| TASK INSTRUCTIONS |
Print each entry verbatim.

Stored data entries:
——
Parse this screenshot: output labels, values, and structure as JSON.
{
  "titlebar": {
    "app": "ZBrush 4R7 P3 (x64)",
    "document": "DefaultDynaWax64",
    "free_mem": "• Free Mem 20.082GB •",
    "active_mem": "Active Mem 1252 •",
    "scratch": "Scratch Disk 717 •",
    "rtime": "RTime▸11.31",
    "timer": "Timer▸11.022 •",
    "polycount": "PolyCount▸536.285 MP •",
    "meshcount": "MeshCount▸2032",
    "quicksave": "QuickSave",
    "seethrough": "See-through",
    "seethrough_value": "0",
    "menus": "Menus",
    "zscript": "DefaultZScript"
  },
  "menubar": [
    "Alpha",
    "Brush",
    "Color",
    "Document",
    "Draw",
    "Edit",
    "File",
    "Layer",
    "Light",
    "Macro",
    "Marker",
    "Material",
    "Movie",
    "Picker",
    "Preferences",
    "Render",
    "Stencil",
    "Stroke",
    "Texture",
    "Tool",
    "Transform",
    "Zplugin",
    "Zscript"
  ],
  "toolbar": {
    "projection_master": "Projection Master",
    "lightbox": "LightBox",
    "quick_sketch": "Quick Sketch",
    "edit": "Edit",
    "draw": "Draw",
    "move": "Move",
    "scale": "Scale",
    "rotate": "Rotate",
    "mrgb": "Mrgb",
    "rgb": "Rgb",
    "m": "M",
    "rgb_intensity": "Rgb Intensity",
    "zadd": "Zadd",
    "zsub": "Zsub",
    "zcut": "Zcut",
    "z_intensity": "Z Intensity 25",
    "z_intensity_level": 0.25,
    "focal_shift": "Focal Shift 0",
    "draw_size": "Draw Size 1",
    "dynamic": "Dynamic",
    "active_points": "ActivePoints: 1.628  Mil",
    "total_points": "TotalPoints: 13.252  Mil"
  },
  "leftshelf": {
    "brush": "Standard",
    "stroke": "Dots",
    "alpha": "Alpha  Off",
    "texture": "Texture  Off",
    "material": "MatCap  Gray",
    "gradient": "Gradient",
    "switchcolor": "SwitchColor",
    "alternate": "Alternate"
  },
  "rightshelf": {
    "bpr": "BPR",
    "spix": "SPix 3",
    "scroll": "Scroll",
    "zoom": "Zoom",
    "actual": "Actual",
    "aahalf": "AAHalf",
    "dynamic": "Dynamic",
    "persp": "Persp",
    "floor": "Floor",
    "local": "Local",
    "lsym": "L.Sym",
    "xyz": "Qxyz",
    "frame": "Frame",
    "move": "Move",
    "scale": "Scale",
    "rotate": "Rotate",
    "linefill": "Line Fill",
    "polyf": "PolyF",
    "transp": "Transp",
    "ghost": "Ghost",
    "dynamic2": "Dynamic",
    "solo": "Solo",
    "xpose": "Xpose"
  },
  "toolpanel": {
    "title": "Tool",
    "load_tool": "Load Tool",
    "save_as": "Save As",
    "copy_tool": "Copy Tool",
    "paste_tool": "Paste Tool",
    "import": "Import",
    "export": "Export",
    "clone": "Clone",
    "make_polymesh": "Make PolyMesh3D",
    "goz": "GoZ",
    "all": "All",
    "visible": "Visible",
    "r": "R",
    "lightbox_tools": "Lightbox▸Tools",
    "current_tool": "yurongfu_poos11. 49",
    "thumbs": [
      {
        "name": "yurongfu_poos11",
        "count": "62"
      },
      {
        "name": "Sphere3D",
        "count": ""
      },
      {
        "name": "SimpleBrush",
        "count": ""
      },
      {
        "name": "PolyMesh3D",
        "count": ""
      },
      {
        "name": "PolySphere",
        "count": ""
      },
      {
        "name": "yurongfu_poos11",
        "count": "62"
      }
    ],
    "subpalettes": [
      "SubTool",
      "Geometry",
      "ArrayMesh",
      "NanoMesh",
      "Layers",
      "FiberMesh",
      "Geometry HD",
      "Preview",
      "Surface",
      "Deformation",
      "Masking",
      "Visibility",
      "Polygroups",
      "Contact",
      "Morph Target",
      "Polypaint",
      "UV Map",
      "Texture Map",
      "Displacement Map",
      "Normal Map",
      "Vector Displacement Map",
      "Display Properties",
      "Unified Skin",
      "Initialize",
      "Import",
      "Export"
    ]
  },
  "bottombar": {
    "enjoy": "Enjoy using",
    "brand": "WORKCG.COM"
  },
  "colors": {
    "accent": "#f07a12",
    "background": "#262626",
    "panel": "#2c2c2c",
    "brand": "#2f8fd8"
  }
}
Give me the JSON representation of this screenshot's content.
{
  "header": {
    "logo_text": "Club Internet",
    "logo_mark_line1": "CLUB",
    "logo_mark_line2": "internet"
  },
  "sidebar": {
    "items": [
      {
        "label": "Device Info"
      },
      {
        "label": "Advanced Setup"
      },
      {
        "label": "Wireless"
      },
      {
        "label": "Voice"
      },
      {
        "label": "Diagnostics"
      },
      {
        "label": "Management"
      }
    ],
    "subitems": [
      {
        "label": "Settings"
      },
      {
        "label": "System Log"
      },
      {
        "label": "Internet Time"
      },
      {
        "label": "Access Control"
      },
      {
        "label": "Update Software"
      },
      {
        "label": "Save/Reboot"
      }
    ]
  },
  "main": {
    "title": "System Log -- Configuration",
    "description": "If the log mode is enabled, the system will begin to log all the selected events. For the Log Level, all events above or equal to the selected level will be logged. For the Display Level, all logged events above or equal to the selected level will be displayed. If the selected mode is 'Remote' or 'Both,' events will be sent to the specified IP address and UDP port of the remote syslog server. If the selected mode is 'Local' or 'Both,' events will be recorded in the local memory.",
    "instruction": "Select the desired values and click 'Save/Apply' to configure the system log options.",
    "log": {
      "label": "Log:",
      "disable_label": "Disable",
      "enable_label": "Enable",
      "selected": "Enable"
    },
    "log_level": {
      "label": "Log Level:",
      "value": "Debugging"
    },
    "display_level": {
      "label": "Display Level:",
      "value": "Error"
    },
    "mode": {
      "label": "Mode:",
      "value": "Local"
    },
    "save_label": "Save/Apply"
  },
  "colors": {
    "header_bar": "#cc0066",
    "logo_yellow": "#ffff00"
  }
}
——
| EXERCISE OUTPUT |
Parse this screenshot: output labels, values, and structure as JSON.
{
  "titlebar": {
    "app": "ZBrush 4R7 P3 (x64)",
    "document": "DefaultDynaWax64",
    "free_mem": "• Free Mem 20.082GB •",
    "active_mem": "Active Mem 1252 •",
    "scratch": "Scratch Disk 717 •",
    "rtime": "RTime▸11.31",
    "timer": "Timer▸11.022 •",
    "polycount": "PolyCount▸536.285 MP •",
    "meshcount": "MeshCount▸2032",
    "quicksave": "QuickSave",
    "seethrough": "See-through",
    "seethrough_value": "0",
    "menus": "Menus",
    "zscript": "DefaultZScript"
  },
  "menubar": [
    "Alpha",
    "Brush",
    "Color",
    "Document",
    "Draw",
    "Edit",
    "File",
    "Layer",
    "Light",
    "Macro",
    "Marker",
    "Material",
    "Movie",
    "Picker",
    "Preferences",
    "Render",
    "Stencil",
    "Stroke",
    "Texture",
    "Tool",
    "Transform",
    "Zplugin",
    "Zscript"
  ],
  "toolbar": {
    "projection_master": "Projection Master",
    "lightbox": "LightBox",
    "quick_sketch": "Quick Sketch",
    "edit": "Edit",
    "draw": "Draw",
    "move": "Move",
    "scale": "Scale",
    "rotate": "Rotate",
    "mrgb": "Mrgb",
    "rgb": "Rgb",
    "m": "M",
    "rgb_intensity": "Rgb Intensity",
    "zadd": "Zadd",
    "zsub": "Zsub",
    "zcut": "Zcut",
    "z_intensity": "Z Intensity 25",
    "z_intensity_level": 0.25,
    "focal_shift": "Focal Shift 0",
    "draw_size": "Draw Size 1",
    "dynamic": "Dynamic",
    "active_points": "ActivePoints: 1.628  Mil",
    "total_points": "TotalPoints: 13.252  Mil"
  },
  "leftshelf": {
    "brush": "Standard",
    "stroke": "Dots",
    "alpha": "Alpha  Off",
    "texture": "Texture  Off",
    "material": "MatCap  Gray",
    "gradient": "Gradient",
    "switchcolor": "SwitchColor",
    "alternate": "Alternate"
  },
  "rightshelf": {
    "bpr": "BPR",
    "spix": "SPix 3",
    "scroll": "Scroll",
    "zoom": "Zoom",
    "actual": "Actual",
    "aahalf": "AAHalf",
    "dynamic": "Dynamic",
    "persp": "Persp",
    "floor": "Floor",
    "local": "Local",
    "lsym": "L.Sym",
    "xyz": "Qxyz",
    "frame": "Frame",
    "move": "Move",
    "scale": "Scale",
    "rotate": "Rotate",
    "linefill": "Line Fill",
    "polyf": "PolyF",
    "transp": "Transp",
    "ghost": "Ghost",
    "dynamic2": "Dynamic",
    "solo": "Solo",
    "xpose": "Xpose"
  },
  "toolpanel": {
    "title": "Tool",
    "load_tool": "Load Tool",
    "save_as": "Save As",
    "copy_tool": "Copy Tool",
    "paste_tool": "Paste Tool",
    "import": "Import",
    "export": "Export",
    "clone": "Clone",
    "make_polymesh": "Make PolyMesh3D",
    "goz": "GoZ",
    "all": "All",
    "visible": "Visible",
    "r": "R",
    "lightbox_tools": "Lightbox▸Tools",
    "current_tool": "yurongfu_poos11. 49",
    "thumbs": [
      {
        "name": "yurongfu_poos11",
        "count": "62"
      },
      {
        "name": "Sphere3D",
        "count": ""
      },
      {
        "name": "SimpleBrush",
        "count": ""
      },
      {
        "name": "PolyMesh3D",
        "count": ""
      },
      {
        "name": "PolySphere",
        "count": ""
      },
      {
        "name": "yurongfu_poos11",
        "count": "62"
      }
    ],
    "subpalettes": [
      "SubTool",
      "Geometry",
      "ArrayMesh",
      "NanoMesh",
      "Layers",
      "FiberMesh",
      "Geometry HD",
      "Preview",
      "Surface",
      "Deformation",
      "Masking",
      "Visibility",
      "Polygroups",
      "Contact",
      "Morph Target",
      "Polypaint",
      "UV Map",
      "Texture Map",
      "Displacement Map",
      "Normal Map",
      "Vector Displacement Map",
      "Display Properties",
      "Unified Skin",
      "Initialize",
      "Import",
      "Export"
    ]
  },
  "bottombar": {
    "enjoy": "Enjoy using",
    "brand": "WORKCG.COM"
  },
  "colors": {
    "accent": "#f07a12",
    "background": "#262626",
    "panel": "#2c2c2c",
    "brand": "#2f8fd8"
  }
}
Give me the JSON representation of this screenshot's content.
{
  "header": {
    "logo_text": "Club Internet",
    "logo_mark_line1": "CLUB",
    "logo_mark_line2": "internet"
  },
  "sidebar": {
    "items": [
      {
        "label": "Device Info"
      },
      {
        "label": "Advanced Setup"
      },
      {
        "label": "Wireless"
      },
      {
        "label": "Voice"
      },
      {
        "label": "Diagnostics"
      },
      {
        "label": "Management"
      }
    ],
    "subitems": [
      {
        "label": "Settings"
      },
      {
        "label": "System Log"
      },
      {
        "label": "Internet Time"
      },
      {
        "label": "Access Control"
      },
      {
        "label": "Update Software"
      },
      {
        "label": "Save/Reboot"
      }
    ]
  },
  "main": {
    "title": "System Log -- Configuration",
    "description": "If the log mode is enabled, the system will begin to log all the selected events. For the Log Level, all events above or equal to the selected level will be logged. For the Display Level, all logged events above or equal to the selected level will be displayed. If the selected mode is 'Remote' or 'Both,' events will be sent to the specified IP address and UDP port of the remote syslog server. If the selected mode is 'Local' or 'Both,' events will be recorded in the local memory.",
    "instruction": "Select the desired values and click 'Save/Apply' to configure the system log options.",
    "log": {
      "label": "Log:",
      "disable_label": "Disable",
      "enable_label": "Enable",
      "selected": "Enable"
    },
    "log_level": {
      "label": "Log Level:",
      "value": "Debugging"
    },
    "display_level": {
      "label": "Display Level:",
      "value": "Error"
    },
    "mode": {
      "label": "Mode:",
      "value": "Local"
    },
    "save_label": "Save/Apply"
  },
  "colors": {
    "header_bar": "#cc0066",
    "logo_yellow": "#ffff00"
  }
}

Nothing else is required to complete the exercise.